CK: Regarding loving the final 200m of a race, so do you prefer to sit and kick?
LB: If only I had the wheels to sit and kick every race! I can’t say I prefer to sit and kick as it doesn’t always work. The higher the quality of the races you enter, almost everybody is capable of running a similar last 200m. I like when the pace gets going near the start, then it really just comes down to who has the most balls the last bit of the he race.
CK: On roommate and training partner Kelly Wiebe having that awful virus, have you tortured him with video shooting and silly accents? If so, would you consider this effective motivational therapy (as if he will need it) for once he is fully healthy to train again?
LB: Hah! I have not done any Wild Kelly videos lately, even though the public cry for them is huge! I’m sure they would have cheered Kelly up a bit, but it never really crossed my mind. I’ve actually acquired a GoPro camera recently so a Wild Kelly feature film could be on the books in the near future.
CK: In May you ran the 5,000m in 13:33.20, this time is within 20 seconds of Jeff Scheibler’s Canadian record from 1998 and closer yet to the 13:15 and 13:20 Commonwealth Games standards. You must have mixed feelings about the result now.
LB: Yes I was quite pleased with the time.

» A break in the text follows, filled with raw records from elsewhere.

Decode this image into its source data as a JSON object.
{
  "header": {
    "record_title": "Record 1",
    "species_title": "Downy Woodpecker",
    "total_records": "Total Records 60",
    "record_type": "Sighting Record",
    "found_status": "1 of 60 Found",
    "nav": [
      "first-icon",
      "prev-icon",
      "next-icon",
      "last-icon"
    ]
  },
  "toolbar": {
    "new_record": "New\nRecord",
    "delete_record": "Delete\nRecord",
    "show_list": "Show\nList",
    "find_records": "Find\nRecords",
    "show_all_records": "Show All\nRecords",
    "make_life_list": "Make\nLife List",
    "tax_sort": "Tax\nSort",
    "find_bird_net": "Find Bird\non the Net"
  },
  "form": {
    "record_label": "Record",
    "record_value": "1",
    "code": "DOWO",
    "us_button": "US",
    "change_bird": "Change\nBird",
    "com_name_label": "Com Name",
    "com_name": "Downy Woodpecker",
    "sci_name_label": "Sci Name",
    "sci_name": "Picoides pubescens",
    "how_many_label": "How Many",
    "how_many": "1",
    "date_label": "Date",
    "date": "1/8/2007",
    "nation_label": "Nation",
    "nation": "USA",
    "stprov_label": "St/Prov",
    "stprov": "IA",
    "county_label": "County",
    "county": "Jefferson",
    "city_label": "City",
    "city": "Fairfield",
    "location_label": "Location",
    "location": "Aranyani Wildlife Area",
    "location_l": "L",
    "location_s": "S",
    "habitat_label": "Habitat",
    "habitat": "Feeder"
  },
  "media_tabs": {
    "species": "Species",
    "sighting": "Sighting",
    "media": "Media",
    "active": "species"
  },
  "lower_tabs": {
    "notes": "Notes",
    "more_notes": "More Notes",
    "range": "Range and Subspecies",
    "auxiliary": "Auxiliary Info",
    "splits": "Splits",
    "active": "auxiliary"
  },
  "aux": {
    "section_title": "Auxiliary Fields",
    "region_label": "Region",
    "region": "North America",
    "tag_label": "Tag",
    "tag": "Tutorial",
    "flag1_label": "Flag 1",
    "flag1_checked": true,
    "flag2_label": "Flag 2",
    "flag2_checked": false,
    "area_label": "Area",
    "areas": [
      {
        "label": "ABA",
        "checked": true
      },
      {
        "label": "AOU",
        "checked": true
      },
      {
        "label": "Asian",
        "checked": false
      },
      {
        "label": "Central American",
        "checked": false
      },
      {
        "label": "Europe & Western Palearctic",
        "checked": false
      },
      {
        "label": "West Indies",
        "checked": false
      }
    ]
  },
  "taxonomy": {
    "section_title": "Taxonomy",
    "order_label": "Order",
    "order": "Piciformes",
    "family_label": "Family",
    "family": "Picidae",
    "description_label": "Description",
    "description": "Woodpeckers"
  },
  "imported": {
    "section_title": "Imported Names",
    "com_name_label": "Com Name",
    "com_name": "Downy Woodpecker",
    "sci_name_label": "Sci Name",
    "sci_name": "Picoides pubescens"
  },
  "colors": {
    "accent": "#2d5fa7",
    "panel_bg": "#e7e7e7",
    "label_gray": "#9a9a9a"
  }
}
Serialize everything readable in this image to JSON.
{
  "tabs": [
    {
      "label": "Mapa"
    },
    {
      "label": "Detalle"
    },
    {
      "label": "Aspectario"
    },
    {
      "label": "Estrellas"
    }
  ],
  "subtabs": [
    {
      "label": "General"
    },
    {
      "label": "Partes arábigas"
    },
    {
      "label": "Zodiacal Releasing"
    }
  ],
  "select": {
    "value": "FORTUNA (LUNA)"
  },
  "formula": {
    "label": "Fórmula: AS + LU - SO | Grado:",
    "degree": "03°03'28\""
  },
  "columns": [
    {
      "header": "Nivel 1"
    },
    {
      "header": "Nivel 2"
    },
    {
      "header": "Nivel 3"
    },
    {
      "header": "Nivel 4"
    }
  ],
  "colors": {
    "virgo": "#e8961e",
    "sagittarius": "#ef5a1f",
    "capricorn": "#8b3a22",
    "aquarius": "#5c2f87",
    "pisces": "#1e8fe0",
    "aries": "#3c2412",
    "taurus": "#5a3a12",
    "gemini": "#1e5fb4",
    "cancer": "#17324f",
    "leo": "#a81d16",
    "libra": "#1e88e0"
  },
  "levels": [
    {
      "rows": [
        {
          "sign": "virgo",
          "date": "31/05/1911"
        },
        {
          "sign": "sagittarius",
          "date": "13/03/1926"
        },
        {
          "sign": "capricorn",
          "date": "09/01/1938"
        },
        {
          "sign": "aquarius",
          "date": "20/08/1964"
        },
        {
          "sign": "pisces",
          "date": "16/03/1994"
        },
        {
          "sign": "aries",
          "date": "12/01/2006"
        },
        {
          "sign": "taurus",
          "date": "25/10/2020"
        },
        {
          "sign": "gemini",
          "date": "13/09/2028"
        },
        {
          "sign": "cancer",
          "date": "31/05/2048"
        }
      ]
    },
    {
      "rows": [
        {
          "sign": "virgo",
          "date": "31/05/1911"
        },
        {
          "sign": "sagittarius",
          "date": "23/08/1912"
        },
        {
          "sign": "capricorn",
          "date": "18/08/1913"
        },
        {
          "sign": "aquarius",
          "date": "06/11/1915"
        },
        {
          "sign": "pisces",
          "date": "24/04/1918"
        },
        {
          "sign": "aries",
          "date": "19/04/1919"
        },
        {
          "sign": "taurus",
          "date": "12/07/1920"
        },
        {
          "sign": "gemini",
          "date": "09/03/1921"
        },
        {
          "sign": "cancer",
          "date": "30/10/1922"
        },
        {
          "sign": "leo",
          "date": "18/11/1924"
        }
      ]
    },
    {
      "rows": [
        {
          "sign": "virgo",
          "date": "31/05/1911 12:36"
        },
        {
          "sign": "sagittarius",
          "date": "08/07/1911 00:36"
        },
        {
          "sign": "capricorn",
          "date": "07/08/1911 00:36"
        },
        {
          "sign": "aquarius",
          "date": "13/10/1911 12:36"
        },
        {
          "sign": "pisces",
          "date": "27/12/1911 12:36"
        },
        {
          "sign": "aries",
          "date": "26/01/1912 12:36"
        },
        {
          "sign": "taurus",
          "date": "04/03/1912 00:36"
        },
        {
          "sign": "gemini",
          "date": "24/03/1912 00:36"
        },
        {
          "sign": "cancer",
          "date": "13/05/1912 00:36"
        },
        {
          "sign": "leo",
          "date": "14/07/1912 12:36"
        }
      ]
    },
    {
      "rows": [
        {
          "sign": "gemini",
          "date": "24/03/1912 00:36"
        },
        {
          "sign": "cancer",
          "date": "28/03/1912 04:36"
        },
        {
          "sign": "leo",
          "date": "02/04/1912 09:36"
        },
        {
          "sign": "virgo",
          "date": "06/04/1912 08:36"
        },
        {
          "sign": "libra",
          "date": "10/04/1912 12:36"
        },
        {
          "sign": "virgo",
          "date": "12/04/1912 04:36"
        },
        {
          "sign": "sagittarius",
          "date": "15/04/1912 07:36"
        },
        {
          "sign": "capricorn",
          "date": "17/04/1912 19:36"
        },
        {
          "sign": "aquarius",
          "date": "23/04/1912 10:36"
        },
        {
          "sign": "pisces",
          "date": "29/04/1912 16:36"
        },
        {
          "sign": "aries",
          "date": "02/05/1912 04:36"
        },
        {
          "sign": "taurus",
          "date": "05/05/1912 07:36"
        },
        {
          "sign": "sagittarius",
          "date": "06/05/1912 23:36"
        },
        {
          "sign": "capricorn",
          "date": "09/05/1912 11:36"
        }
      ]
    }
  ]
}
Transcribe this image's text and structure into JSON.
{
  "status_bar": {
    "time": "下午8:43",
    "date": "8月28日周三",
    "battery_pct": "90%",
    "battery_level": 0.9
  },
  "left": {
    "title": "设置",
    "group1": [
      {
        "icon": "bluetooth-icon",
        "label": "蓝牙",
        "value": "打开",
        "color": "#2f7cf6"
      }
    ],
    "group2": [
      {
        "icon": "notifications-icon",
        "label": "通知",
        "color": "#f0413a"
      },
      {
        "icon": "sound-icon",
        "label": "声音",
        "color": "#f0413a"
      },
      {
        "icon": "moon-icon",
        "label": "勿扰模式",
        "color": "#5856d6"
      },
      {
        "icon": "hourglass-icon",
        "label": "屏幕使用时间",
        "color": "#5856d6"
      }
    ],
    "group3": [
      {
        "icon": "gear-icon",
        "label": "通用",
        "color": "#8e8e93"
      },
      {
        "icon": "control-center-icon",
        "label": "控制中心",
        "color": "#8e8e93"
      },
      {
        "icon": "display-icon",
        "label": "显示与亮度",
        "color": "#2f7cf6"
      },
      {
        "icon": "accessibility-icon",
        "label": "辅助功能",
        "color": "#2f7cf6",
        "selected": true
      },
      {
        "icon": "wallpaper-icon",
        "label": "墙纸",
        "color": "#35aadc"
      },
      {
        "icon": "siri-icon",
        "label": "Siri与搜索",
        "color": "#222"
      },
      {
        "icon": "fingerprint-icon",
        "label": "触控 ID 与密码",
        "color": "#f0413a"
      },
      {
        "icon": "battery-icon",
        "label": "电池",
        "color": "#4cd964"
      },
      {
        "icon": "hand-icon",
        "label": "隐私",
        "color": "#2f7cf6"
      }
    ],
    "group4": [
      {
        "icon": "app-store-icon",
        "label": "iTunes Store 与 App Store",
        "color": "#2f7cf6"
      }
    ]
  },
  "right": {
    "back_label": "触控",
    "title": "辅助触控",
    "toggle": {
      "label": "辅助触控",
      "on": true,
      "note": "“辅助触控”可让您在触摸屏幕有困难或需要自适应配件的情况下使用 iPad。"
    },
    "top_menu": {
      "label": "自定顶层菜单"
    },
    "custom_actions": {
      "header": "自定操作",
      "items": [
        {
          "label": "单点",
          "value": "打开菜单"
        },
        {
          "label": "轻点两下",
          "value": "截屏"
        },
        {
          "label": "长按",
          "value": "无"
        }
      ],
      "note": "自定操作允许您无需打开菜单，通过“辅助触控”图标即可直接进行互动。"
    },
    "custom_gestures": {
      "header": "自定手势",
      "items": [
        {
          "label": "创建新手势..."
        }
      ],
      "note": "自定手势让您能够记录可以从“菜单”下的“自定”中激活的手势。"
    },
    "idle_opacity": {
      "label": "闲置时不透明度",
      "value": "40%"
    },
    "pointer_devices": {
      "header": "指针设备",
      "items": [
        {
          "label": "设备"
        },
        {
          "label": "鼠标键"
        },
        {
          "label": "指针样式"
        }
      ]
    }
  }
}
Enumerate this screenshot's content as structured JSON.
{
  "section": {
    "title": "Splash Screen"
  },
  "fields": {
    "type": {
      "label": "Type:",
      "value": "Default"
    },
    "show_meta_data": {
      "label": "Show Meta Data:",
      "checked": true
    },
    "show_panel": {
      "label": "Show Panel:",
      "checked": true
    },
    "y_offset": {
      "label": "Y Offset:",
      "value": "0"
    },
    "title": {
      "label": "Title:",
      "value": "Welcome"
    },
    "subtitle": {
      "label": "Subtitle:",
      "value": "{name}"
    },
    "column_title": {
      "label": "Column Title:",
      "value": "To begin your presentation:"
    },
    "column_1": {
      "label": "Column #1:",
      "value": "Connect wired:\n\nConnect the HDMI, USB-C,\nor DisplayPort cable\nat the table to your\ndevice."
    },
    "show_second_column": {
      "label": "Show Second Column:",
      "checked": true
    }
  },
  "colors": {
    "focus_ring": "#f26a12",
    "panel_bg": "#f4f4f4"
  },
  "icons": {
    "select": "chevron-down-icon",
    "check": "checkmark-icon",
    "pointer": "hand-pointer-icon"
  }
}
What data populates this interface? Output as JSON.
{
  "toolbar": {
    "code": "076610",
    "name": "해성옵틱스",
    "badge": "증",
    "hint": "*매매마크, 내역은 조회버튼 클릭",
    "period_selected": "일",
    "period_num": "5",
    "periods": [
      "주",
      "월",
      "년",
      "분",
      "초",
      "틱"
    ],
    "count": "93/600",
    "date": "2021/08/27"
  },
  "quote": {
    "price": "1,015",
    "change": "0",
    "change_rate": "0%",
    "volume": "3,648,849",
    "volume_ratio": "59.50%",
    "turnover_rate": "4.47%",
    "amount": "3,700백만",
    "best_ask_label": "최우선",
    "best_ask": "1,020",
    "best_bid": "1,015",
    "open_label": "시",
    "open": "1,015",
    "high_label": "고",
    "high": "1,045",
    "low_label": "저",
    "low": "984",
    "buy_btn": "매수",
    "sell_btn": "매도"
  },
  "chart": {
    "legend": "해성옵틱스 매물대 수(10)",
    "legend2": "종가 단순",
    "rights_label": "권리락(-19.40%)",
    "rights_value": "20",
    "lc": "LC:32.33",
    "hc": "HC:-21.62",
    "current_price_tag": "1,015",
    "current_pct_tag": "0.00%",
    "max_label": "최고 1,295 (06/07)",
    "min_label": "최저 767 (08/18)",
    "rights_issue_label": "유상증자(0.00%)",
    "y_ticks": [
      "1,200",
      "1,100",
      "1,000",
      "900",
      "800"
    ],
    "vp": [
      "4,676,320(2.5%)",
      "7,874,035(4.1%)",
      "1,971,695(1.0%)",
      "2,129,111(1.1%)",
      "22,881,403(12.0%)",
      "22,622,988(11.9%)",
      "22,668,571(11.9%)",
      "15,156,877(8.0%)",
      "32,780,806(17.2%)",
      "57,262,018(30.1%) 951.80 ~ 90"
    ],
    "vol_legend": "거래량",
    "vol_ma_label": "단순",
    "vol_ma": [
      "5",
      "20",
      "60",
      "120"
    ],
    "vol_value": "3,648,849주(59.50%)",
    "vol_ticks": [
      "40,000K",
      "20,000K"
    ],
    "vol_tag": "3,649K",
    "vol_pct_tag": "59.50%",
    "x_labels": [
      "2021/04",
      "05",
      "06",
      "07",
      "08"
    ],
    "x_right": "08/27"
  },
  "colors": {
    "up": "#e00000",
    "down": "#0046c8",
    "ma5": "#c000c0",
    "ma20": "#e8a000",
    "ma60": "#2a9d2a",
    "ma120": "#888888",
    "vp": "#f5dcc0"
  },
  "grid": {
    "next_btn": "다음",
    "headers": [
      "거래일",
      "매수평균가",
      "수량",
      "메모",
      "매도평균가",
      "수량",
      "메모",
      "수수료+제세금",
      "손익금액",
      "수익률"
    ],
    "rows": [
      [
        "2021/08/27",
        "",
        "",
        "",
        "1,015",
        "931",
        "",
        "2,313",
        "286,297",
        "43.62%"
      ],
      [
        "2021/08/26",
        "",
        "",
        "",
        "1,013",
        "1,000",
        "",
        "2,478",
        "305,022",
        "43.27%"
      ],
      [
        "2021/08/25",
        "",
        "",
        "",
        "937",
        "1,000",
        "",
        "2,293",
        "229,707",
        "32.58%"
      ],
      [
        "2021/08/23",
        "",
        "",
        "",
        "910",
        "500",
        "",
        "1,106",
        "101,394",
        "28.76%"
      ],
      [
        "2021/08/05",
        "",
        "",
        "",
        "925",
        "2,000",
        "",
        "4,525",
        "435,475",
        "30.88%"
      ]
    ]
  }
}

The goal going into the race was to run somewhere in the 13:30’s, with the thought in the back of my head that if I had great run I could sneak under Athletics Canada carding standard (13:34.78).
After the Canadian Cross Country Championships in November we thought that I may have an outside chance of making the Commonwealth team, but that was before they released the standards. However, once the standards came out (13:15 and 13:20), the thoughts changed. In my personal opinion I think the standards for the middle distance (800m-5000m) we’re quite ridiculous. It’s unfortunate that this team wasn’t seen more as a development team as it would have benefited a great many young athletes.
My immediate goals are to finish this track season healthy with just a few races remaining. After the 5,000m at nationals, I look to finish up with a few quick 1500m races at NTL meets and maybe an 800m appearance at our Provincial Championship to finish off the track season.
CK: Would you suggest that the Commonwealth Games should be considered more of a development meet than true international championships? Is this event where rising stars should gain international competition?
LB: You cannot compare the Commonwealth Games to the other ‘big championship meets’ (Worlds & Olympics). In terms of participation, there are a significantly less number of countries participating. I think the Commonwealth Games would be a great opportunity for our country’s developing stars to gain valuable experience. Experience like that is only going to help once you get to the top level.
CK: Which you proved in cross country. Generally speaking, how do you feel about the standards being as fast as they are for the Commonwealth Games?
LB: Anytime the standards are the World Champ/Olympic level it makes it very hard for developing athletes like myself to make the team. In Canada once an athlete finishes there junior career there are not many opportunities to make teams as an early senior. Obviously certain athletes are able to make the jump, but for most this is a hard transition. Having the chance to make team like this would only provide a much needed experience for future championship events.
CK: Given that the 5,000m standards are so high; will you continue to pursue the event?
LB: I’m not planning on switching events any time soon. I think I’m still somewhat in the process of accepting that I am a 5,000m runner rather than a 1500m guy. And I think as long as I stay healthy I can continue to take the steps that would get me to the elite international level. I’m lucky I have such a great coach and great group of athletes to work with. They keep pushing me to new levels.